None dare call it climate change. OK, that’s not true. A lot of us are calling it climate change.
The scale of Sandy was … almost impossible to imagine: WaPo’s Capital Weather Gang is calling this a “500-to-1,000 year precipation event for some parts of the Mid-Atlantic”. Is this an unusual event? Ya think?
The exacerbating effect of climate is obvious in a lot of ways, as Chris Mooney outlines here:
1. More moisture in the air means more rain:
Explains meteorologist Greg Holland of the National Center for Atmospheric Research: “I have no equivocation in saying that all heavy rainfall events, including this one, have an element of climate change in them, and the level of that contribution will increase in the future.”
2. Sea levels are higher, at least partly because the arctic ice cap is melting. That means that a surge is higher, as NYC is suffering today.
And on and on. Check out Mooney’s article, which quotes MIT Professor Kerry Emmanuel.
This is not some boutique issue. This ain’t hugging trees and spotted owls. This is about whether you can get your work done; whether you can grow food or afford to buy it; whether it’s safe to live anywhere near the water, including in our biggest cities; whether large groups of people are going to have their land, food and water taken away from them, slowly or catastrophically.
People should talk about it. All the time. That means you, Mr./Ms. Reporter, getting your political fix reading this. That means you in the State House. That means you, Ms. Warren and Sen. Brown. If you’re not thinking and talking about this issue — wondering how to prepare for the immediate effects while mitigating the long-term consequences — you are betraying our interests, and that of our children and grandchildren. It’s that simple.

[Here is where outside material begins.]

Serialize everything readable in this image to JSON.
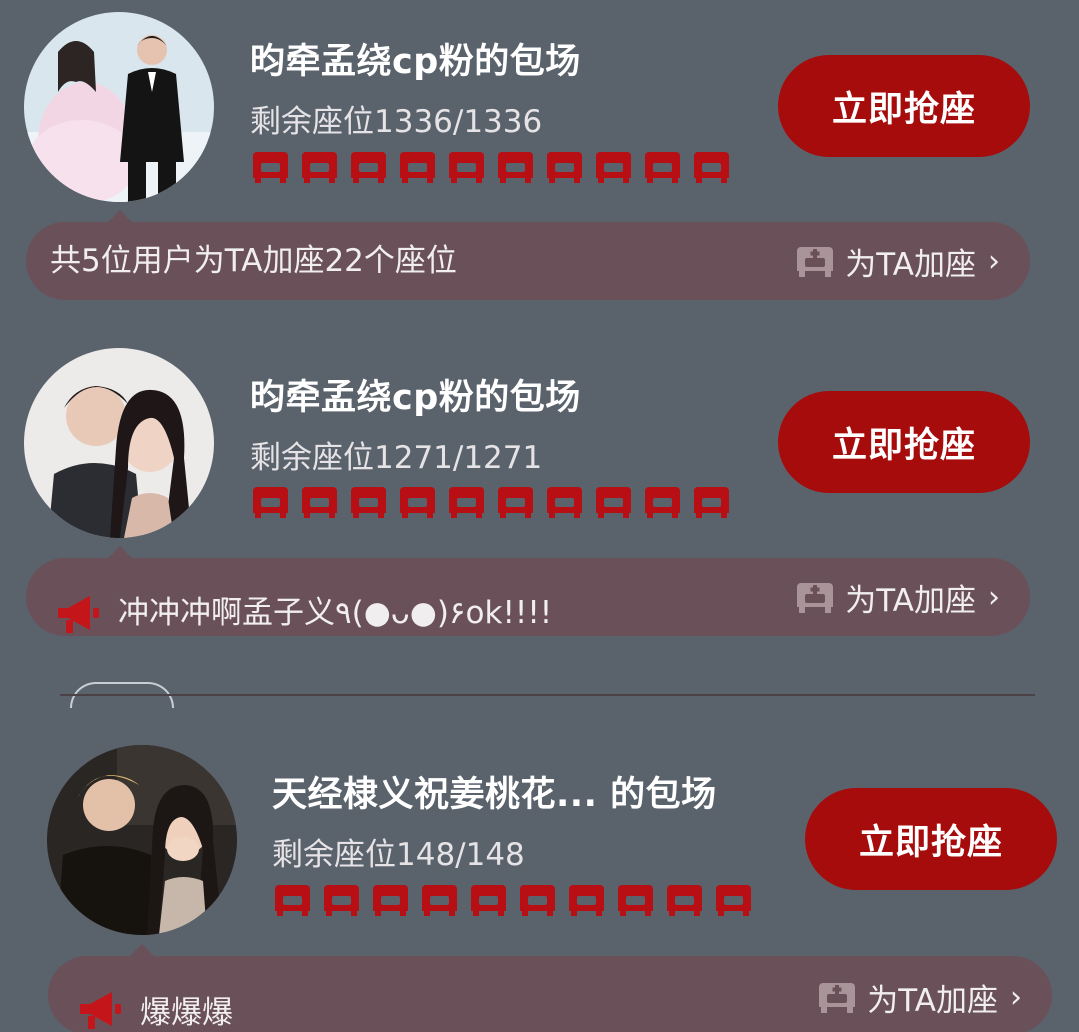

We’ve spent $4+ trillion fighting terror. And yet we refuse to defend ourselves against the clear and present danger of climate change.
We’ve got to be better ancestors than this.